Exercise prompt. Check each line of the data for "name", and copy the ones that have it.

Data for review.
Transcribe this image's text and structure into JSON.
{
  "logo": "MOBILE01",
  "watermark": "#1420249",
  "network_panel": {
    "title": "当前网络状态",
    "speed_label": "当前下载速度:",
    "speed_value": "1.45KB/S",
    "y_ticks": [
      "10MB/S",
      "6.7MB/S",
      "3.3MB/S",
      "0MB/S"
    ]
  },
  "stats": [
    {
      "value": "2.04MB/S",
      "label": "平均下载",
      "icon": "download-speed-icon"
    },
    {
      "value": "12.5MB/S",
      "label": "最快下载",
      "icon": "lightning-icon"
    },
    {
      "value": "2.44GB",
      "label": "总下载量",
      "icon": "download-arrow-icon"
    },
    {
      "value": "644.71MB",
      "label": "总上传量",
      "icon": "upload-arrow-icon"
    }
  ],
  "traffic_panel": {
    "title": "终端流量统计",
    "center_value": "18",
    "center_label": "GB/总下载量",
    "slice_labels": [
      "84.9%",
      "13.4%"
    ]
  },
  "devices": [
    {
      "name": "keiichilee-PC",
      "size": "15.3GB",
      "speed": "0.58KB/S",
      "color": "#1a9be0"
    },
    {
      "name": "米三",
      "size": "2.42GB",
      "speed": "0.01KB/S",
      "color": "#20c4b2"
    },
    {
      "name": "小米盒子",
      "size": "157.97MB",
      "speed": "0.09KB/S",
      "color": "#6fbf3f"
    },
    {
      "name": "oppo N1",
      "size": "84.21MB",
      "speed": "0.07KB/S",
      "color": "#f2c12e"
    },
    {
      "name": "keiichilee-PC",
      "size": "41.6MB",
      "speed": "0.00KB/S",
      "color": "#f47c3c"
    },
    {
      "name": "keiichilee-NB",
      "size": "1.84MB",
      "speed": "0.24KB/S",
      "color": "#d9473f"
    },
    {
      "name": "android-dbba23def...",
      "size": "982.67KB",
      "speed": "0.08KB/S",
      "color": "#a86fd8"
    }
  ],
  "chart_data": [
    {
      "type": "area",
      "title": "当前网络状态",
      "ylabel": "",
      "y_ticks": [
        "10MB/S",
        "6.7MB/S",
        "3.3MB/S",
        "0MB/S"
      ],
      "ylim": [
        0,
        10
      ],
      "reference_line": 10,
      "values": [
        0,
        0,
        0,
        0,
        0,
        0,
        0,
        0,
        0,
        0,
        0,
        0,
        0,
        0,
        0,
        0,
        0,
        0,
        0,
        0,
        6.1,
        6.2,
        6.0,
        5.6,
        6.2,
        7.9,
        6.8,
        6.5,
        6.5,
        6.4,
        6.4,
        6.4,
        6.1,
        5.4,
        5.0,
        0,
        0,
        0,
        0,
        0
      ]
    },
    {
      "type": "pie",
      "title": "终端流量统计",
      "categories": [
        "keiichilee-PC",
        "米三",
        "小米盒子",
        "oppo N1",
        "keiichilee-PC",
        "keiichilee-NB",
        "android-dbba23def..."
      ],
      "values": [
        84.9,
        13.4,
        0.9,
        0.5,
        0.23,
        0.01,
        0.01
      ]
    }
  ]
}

Answer area.
      "name": "keiichilee-PC",
      "name": "米三",
      "name": "小米盒子",
      "name": "oppo N1",
      "name": "keiichilee-PC",
      "name": "keiichilee-NB",
      "name": "android-dbba23def...",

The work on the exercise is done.